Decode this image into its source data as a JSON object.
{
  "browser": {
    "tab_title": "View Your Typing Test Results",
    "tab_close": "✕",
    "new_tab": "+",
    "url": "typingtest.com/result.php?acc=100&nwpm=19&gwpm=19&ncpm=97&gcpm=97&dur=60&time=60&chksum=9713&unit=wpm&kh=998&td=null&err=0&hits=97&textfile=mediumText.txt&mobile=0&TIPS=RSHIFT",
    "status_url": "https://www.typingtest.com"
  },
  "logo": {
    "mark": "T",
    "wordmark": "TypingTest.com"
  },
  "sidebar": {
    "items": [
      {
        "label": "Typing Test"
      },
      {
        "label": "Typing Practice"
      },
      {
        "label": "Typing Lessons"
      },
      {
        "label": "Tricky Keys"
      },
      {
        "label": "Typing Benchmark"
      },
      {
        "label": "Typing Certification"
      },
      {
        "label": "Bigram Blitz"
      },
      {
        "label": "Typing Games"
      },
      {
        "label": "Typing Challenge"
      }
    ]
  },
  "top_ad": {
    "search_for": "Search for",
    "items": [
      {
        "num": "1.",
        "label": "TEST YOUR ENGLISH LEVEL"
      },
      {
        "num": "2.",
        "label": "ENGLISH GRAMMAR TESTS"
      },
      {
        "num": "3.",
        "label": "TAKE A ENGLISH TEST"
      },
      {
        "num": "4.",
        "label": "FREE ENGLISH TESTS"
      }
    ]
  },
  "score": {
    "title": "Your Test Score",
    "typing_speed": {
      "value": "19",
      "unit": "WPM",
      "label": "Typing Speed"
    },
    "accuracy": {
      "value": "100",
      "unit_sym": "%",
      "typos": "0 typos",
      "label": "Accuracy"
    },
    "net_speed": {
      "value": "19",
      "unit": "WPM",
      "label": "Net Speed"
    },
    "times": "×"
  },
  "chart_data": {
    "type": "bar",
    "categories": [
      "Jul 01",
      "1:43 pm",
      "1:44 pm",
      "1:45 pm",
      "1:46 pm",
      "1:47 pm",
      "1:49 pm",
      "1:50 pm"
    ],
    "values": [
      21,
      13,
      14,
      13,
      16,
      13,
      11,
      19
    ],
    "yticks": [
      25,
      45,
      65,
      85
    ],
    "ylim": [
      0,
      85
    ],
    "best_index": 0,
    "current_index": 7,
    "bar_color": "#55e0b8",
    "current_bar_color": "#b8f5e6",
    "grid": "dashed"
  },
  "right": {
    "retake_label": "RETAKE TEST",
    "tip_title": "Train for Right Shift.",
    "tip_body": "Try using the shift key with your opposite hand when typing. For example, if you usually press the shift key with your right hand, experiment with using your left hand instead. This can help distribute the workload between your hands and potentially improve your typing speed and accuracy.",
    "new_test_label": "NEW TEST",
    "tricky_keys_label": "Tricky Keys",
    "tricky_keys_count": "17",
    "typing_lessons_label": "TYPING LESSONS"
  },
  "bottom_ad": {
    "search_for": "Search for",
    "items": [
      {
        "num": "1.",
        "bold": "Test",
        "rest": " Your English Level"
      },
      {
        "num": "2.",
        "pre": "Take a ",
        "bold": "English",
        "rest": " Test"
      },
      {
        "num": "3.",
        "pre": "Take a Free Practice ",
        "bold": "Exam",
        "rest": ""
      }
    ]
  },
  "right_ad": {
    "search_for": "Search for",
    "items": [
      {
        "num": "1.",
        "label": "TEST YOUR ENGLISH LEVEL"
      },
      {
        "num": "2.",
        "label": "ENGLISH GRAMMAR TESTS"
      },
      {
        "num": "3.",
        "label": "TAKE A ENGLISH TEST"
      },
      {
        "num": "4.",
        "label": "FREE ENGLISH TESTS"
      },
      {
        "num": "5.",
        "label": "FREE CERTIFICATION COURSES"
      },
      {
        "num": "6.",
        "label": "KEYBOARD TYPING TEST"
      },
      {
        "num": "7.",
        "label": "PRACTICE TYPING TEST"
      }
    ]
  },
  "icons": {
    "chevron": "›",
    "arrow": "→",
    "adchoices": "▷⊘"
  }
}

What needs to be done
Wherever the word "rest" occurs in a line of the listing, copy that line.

Task response
        "rest": " Your English Level"
        "rest": " Test"
        "rest": ""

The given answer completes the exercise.